Before the era of all stocks, all the time on CNBC and various Internet channels, there was PBS’ Wall Street Week with Louis Rukeyser, where Zweig (left) was a frequent guest starting in the 1970s, admired for his deep technical analysis of markets.
It was on Rukeyser’s show one Friday in October 1987 that Zweig made his most famous call, predicting a market crash, which occurred the very next trading day, Monday, Oct. 17.
The Dow plunged 508 points, a 23% decline and an apparent vindication of a technical indicator Zweig developed called the put-call ratio.
The successful call boosted interest in his Zweig Forecast newsletter, which the Cleveland native and New York and Miami resident had been writing since 1971 and which Hulbert Financial Digest ranked No. 1 during the 15 years it was monitored.
Zweig, a Ph.D in finance, had also written books, such as “Winning on Wall Street” (1986), and launched two closed-end funds.
The market maven coined a bit of Wall Street wisdom that investors, especially recently, have ignored at their peril: “Don’t fight the Fed,” he said, meaning that declining interest rates were going to lift stock prices. “Don’t fight the tape” was another Zweig dictum, meaning that going against a market trend is dangerous to one’s portfolio.
Together with partner Joseph DiMenna Jr., Zweig managed hedge funds that pioneered the now widely used long-short strategy that involves simultaneously buying equities expected to outperform while shorting those expected to decrease in value.
Zweig served on the board of his alma mater Wharton School of Business, and was active in other charities as well.
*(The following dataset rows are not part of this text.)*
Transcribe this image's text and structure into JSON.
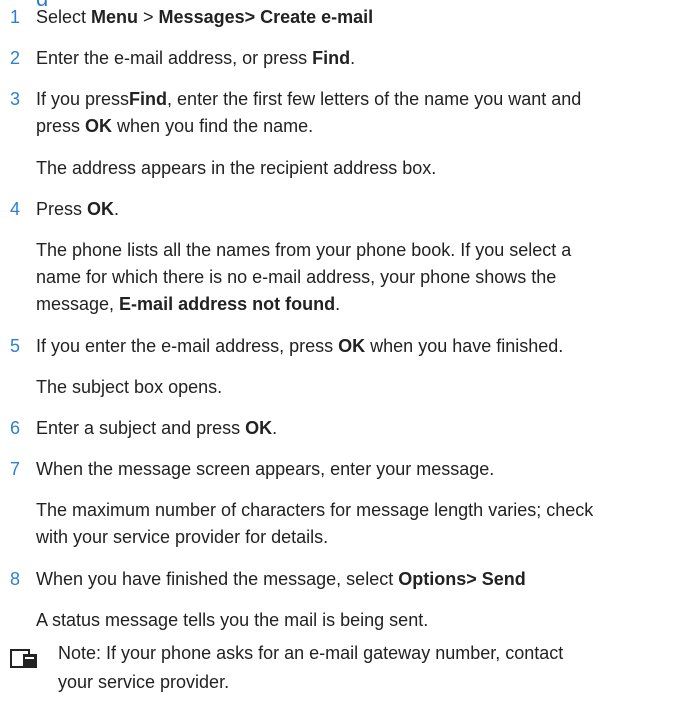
{
  "heading_partial": "g",
  "steps": [
    {
      "num": "1",
      "a": "Select ",
      "b1": "Menu",
      "c": " > ",
      "b2": "Messages> Create e-mail"
    },
    {
      "num": "2",
      "a": "Enter the e-mail address, or press ",
      "b1": "Find",
      "c": "."
    },
    {
      "num": "3",
      "a": "If you press",
      "b1": "Find",
      "c": ", enter the first few letters of the name you want and",
      "line2a": "press ",
      "line2b": "OK",
      "line2c": " when you find the name."
    },
    {
      "num": "4",
      "a": "Press ",
      "b1": "OK",
      "c": "."
    },
    {
      "num": "5",
      "a": "If you enter the e-mail address, press ",
      "b1": "OK",
      "c": " when you have finished."
    },
    {
      "num": "6",
      "a": "Enter a subject and press ",
      "b1": "OK",
      "c": "."
    },
    {
      "num": "7",
      "a": "When the message screen appears, enter your message."
    },
    {
      "num": "8",
      "a": "When you have finished the message, select ",
      "b1": "Options> Send"
    }
  ],
  "paras": {
    "p3": "The address appears in the recipient address box.",
    "p4a": "The phone lists all the names from your phone book. If you select a",
    "p4b": "name for which there is no e-mail address, your phone shows the",
    "p4c": "message, ",
    "p4bold": "E-mail address not found",
    "p4end": ".",
    "p5": "The subject box opens.",
    "p7a": "The maximum number of characters for message length varies; check",
    "p7b": "with your service provider for details.",
    "p8": "A status message tells you the mail is being sent."
  },
  "note": {
    "icon": "note-icon",
    "line1": "Note: If your phone asks for an e-mail gateway number, contact",
    "line2": "your service provider."
  },
  "colors": {
    "accent": "#2b7fd4",
    "text": "#222222"
  }
}
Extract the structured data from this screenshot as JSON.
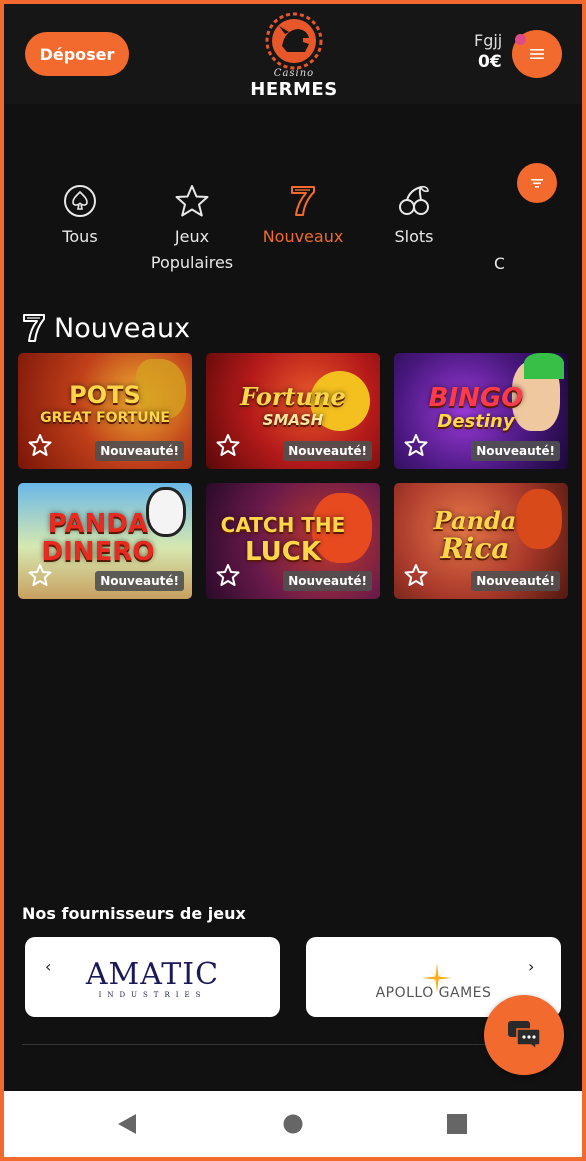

He is survived by his wife, Barbara, and two sons, Zack and Alex.